══ ENTRIES SUPPLIED

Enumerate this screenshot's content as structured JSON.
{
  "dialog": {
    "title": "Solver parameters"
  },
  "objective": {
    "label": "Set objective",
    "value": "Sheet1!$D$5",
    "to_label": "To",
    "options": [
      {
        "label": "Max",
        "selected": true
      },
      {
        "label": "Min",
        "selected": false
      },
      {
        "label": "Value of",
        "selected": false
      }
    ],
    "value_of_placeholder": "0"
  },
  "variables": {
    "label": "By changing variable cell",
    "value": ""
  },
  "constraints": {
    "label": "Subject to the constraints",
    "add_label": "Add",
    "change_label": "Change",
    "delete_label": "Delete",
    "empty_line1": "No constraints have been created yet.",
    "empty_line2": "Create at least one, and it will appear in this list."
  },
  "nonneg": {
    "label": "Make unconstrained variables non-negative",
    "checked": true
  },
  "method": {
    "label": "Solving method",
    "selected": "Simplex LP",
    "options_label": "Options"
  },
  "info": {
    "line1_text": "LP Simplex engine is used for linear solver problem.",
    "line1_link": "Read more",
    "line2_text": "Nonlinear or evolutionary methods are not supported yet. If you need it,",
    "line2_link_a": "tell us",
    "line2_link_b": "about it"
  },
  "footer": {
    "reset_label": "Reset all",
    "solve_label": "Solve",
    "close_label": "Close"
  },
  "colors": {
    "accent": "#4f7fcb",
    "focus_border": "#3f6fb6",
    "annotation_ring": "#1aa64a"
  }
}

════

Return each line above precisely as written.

• TASK ANSWER:
Enumerate this screenshot's content as structured JSON.
{
  "dialog": {
    "title": "Solver parameters"
  },
  "objective": {
    "label": "Set objective",
    "value": "Sheet1!$D$5",
    "to_label": "To",
    "options": [
      {
        "label": "Max",
        "selected": true
      },
      {
        "label": "Min",
        "selected": false
      },
      {
        "label": "Value of",
        "selected": false
      }
    ],
    "value_of_placeholder": "0"
  },
  "variables": {
    "label": "By changing variable cell",
    "value": ""
  },
  "constraints": {
    "label": "Subject to the constraints",
    "add_label": "Add",
    "change_label": "Change",
    "delete_label": "Delete",
    "empty_line1": "No constraints have been created yet.",
    "empty_line2": "Create at least one, and it will appear in this list."
  },
  "nonneg": {
    "label": "Make unconstrained variables non-negative",
    "checked": true
  },
  "method": {
    "label": "Solving method",
    "selected": "Simplex LP",
    "options_label": "Options"
  },
  "info": {
    "line1_text": "LP Simplex engine is used for linear solver problem.",
    "line1_link": "Read more",
    "line2_text": "Nonlinear or evolutionary methods are not supported yet. If you need it,",
    "line2_link_a": "tell us",
    "line2_link_b": "about it"
  },
  "footer": {
    "reset_label": "Reset all",
    "solve_label": "Solve",
    "close_label": "Close"
  },
  "colors": {
    "accent": "#4f7fcb",
    "focus_border": "#3f6fb6",
    "annotation_ring": "#1aa64a"
  }
}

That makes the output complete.